── Exercise data

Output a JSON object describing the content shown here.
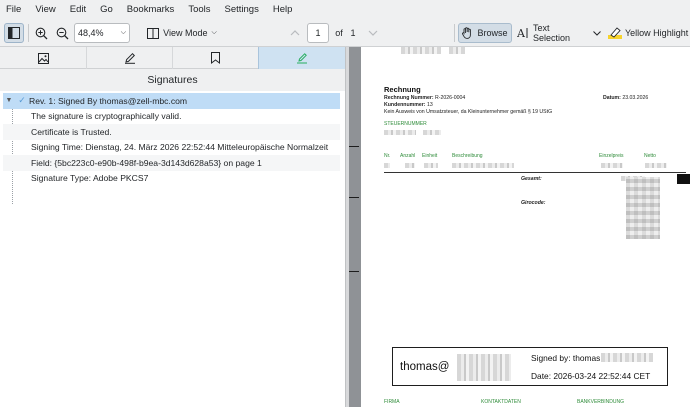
{
  "menu": [
    "File",
    "View",
    "Edit",
    "Go",
    "Bookmarks",
    "Tools",
    "Settings",
    "Help"
  ],
  "toolbar": {
    "zoom_value": "48,4%",
    "view_mode_label": "View Mode",
    "page_current": "1",
    "of_label": "of",
    "page_total": "1",
    "browse_label": "Browse",
    "text_selection_label": "Text Selection",
    "highlight_label": "Yellow Highlight"
  },
  "sidebar": {
    "tabs": [
      "thumbnails-icon",
      "annotations-icon",
      "bookmarks-icon",
      "signatures-icon"
    ],
    "active_tab": 3,
    "panel_title": "Signatures",
    "signature": {
      "label": "Rev. 1: Signed By thomas@zell-mbc.com",
      "details": [
        "The signature is cryptographically valid.",
        "Certificate is Trusted.",
        "Signing Time: Dienstag, 24. März 2026 22:52:44 Mitteleuropäische Normalzeit",
        "Field: {5bc223c0-e90b-498f-b9ea-3d143d628a53} on page 1",
        "Signature Type: Adobe PKCS7"
      ]
    }
  },
  "document": {
    "title": "Rechnung",
    "invoice_number_label": "Rechnung Nummer:",
    "invoice_number": "R-2026-0004",
    "customer_number_label": "Kundennummer:",
    "customer_number": "13",
    "tax_note": "Kein Ausweis von Umsatzsteuer, da Kleinunternehmer gemäß § 19 UStG",
    "date_label": "Datum:",
    "date": "23.03.2026",
    "tax_id_label": "STEUERNUMMER",
    "columns": [
      "Nr.",
      "Anzahl",
      "Einheit",
      "Beschreibung",
      "Einzelpreis",
      "Netto"
    ],
    "total_label": "Gesamt:",
    "giro_label": "Girocode:",
    "signature_field": {
      "name": "thomas@",
      "signed_by": "Signed by: thomas",
      "date": "Date: 2026-03-24 22:52:44 CET"
    },
    "footer": [
      "FIRMA",
      "KONTAKTDATEN",
      "BANKVERBINDUNG"
    ]
  },
  "colors": {
    "accent": "#3daee9",
    "selection": "#bfdcf6",
    "green_text": "#2f8c3a",
    "check": "#5a9bd5"
  }
}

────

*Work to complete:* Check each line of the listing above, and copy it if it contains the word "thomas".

*Response box:*
      "label": "Rev. 1: Signed By thomas@zell-mbc.com",
      "name": "thomas@",
      "signed_by": "Signed by: thomas",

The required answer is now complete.